§ What to produce: Reproduce the following data exactly, minus any images.

[[ Supplied material open ]]

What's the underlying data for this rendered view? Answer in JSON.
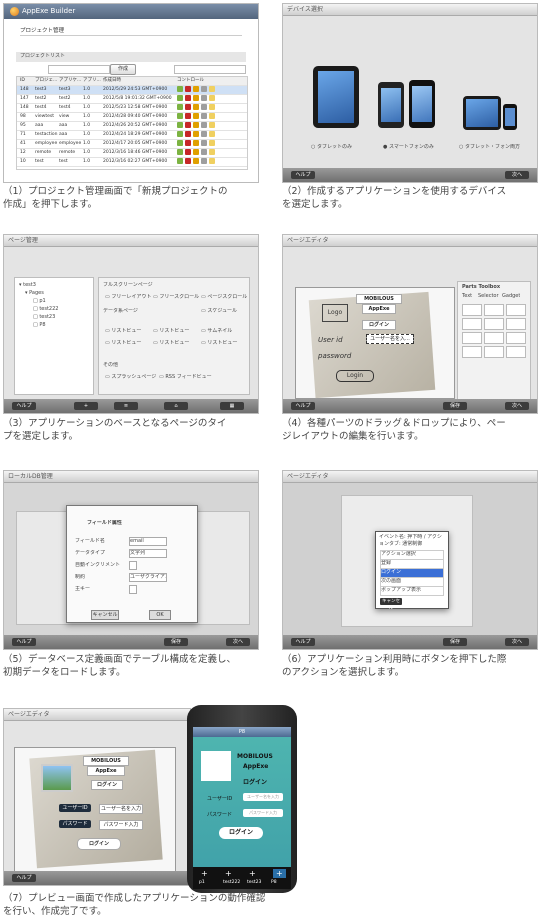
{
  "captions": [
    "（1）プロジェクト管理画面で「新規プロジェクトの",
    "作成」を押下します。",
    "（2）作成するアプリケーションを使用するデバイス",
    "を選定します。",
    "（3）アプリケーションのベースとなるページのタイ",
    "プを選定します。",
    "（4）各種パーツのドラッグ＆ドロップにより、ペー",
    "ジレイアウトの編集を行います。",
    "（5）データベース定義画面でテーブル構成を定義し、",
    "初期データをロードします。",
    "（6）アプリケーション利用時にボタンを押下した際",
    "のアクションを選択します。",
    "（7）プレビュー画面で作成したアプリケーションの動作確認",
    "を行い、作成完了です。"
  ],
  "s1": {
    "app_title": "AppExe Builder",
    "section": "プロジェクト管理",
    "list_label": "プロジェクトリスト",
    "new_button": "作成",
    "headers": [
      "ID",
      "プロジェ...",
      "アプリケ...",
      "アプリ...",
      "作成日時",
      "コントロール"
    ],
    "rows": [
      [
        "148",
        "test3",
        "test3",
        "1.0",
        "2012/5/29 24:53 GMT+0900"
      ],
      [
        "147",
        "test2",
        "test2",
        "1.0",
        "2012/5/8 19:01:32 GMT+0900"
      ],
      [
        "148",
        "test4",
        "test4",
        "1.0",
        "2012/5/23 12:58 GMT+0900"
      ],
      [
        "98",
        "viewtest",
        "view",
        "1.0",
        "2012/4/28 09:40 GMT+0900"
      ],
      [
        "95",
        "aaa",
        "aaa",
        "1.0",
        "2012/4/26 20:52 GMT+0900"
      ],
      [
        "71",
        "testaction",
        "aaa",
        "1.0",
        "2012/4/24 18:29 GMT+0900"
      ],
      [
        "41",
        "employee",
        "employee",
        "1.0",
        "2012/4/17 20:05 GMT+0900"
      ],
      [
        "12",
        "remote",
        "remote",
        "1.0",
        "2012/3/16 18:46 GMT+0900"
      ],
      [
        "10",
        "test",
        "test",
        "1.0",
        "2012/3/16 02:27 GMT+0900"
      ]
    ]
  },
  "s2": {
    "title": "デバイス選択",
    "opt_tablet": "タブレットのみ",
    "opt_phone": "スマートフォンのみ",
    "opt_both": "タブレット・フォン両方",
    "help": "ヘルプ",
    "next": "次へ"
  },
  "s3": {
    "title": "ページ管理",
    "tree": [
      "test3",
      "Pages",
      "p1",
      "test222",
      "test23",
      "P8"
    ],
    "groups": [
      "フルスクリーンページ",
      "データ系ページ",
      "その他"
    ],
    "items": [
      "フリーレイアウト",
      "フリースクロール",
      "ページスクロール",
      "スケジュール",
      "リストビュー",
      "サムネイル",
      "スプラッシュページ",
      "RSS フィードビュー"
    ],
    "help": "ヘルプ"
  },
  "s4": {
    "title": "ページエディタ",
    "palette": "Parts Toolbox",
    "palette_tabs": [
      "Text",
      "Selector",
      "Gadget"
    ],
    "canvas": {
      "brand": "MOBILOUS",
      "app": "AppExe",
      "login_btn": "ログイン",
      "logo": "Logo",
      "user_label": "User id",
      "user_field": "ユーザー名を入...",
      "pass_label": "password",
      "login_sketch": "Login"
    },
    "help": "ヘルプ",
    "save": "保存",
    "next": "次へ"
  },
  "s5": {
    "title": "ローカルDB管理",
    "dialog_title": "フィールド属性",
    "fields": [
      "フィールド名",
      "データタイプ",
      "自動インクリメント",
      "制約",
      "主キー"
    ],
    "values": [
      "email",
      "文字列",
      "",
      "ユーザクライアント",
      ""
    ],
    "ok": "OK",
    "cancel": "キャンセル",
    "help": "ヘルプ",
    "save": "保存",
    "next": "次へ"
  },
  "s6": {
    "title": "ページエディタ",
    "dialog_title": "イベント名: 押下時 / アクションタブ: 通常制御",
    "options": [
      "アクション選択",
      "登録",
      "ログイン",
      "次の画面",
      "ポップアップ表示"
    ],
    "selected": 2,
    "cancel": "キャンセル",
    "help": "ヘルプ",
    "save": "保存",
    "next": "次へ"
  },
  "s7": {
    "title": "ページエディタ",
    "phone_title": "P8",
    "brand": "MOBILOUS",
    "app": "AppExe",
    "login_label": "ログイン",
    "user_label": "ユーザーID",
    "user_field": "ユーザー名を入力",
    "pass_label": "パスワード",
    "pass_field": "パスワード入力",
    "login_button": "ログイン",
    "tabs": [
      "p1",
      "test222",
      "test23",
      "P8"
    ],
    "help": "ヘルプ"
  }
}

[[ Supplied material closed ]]

§ Task answer:
What's the underlying data for this rendered view? Answer in JSON.
{
  "captions": [
    "（1）プロジェクト管理画面で「新規プロジェクトの",
    "作成」を押下します。",
    "（2）作成するアプリケーションを使用するデバイス",
    "を選定します。",
    "（3）アプリケーションのベースとなるページのタイ",
    "プを選定します。",
    "（4）各種パーツのドラッグ＆ドロップにより、ペー",
    "ジレイアウトの編集を行います。",
    "（5）データベース定義画面でテーブル構成を定義し、",
    "初期データをロードします。",
    "（6）アプリケーション利用時にボタンを押下した際",
    "のアクションを選択します。",
    "（7）プレビュー画面で作成したアプリケーションの動作確認",
    "を行い、作成完了です。"
  ],
  "s1": {
    "app_title": "AppExe Builder",
    "section": "プロジェクト管理",
    "list_label": "プロジェクトリスト",
    "new_button": "作成",
    "headers": [
      "ID",
      "プロジェ...",
      "アプリケ...",
      "アプリ...",
      "作成日時",
      "コントロール"
    ],
    "rows": [
      [
        "148",
        "test3",
        "test3",
        "1.0",
        "2012/5/29 24:53 GMT+0900"
      ],
      [
        "147",
        "test2",
        "test2",
        "1.0",
        "2012/5/8 19:01:32 GMT+0900"
      ],
      [
        "148",
        "test4",
        "test4",
        "1.0",
        "2012/5/23 12:58 GMT+0900"
      ],
      [
        "98",
        "viewtest",
        "view",
        "1.0",
        "2012/4/28 09:40 GMT+0900"
      ],
      [
        "95",
        "aaa",
        "aaa",
        "1.0",
        "2012/4/26 20:52 GMT+0900"
      ],
      [
        "71",
        "testaction",
        "aaa",
        "1.0",
        "2012/4/24 18:29 GMT+0900"
      ],
      [
        "41",
        "employee",
        "employee",
        "1.0",
        "2012/4/17 20:05 GMT+0900"
      ],
      [
        "12",
        "remote",
        "remote",
        "1.0",
        "2012/3/16 18:46 GMT+0900"
      ],
      [
        "10",
        "test",
        "test",
        "1.0",
        "2012/3/16 02:27 GMT+0900"
      ]
    ]
  },
  "s2": {
    "title": "デバイス選択",
    "opt_tablet": "タブレットのみ",
    "opt_phone": "スマートフォンのみ",
    "opt_both": "タブレット・フォン両方",
    "help": "ヘルプ",
    "next": "次へ"
  },
  "s3": {
    "title": "ページ管理",
    "tree": [
      "test3",
      "Pages",
      "p1",
      "test222",
      "test23",
      "P8"
    ],
    "groups": [
      "フルスクリーンページ",
      "データ系ページ",
      "その他"
    ],
    "items": [
      "フリーレイアウト",
      "フリースクロール",
      "ページスクロール",
      "スケジュール",
      "リストビュー",
      "サムネイル",
      "スプラッシュページ",
      "RSS フィードビュー"
    ],
    "help": "ヘルプ"
  },
  "s4": {
    "title": "ページエディタ",
    "palette": "Parts Toolbox",
    "palette_tabs": [
      "Text",
      "Selector",
      "Gadget"
    ],
    "canvas": {
      "brand": "MOBILOUS",
      "app": "AppExe",
      "login_btn": "ログイン",
      "logo": "Logo",
      "user_label": "User id",
      "user_field": "ユーザー名を入...",
      "pass_label": "password",
      "login_sketch": "Login"
    },
    "help": "ヘルプ",
    "save": "保存",
    "next": "次へ"
  },
  "s5": {
    "title": "ローカルDB管理",
    "dialog_title": "フィールド属性",
    "fields": [
      "フィールド名",
      "データタイプ",
      "自動インクリメント",
      "制約",
      "主キー"
    ],
    "values": [
      "email",
      "文字列",
      "",
      "ユーザクライアント",
      ""
    ],
    "ok": "OK",
    "cancel": "キャンセル",
    "help": "ヘルプ",
    "save": "保存",
    "next": "次へ"
  },
  "s6": {
    "title": "ページエディタ",
    "dialog_title": "イベント名: 押下時 / アクションタブ: 通常制御",
    "options": [
      "アクション選択",
      "登録",
      "ログイン",
      "次の画面",
      "ポップアップ表示"
    ],
    "selected": 2,
    "cancel": "キャンセル",
    "help": "ヘルプ",
    "save": "保存",
    "next": "次へ"
  },
  "s7": {
    "title": "ページエディタ",
    "phone_title": "P8",
    "brand": "MOBILOUS",
    "app": "AppExe",
    "login_label": "ログイン",
    "user_label": "ユーザーID",
    "user_field": "ユーザー名を入力",
    "pass_label": "パスワード",
    "pass_field": "パスワード入力",
    "login_button": "ログイン",
    "tabs": [
      "p1",
      "test222",
      "test23",
      "P8"
    ],
    "help": "ヘルプ"
  }
}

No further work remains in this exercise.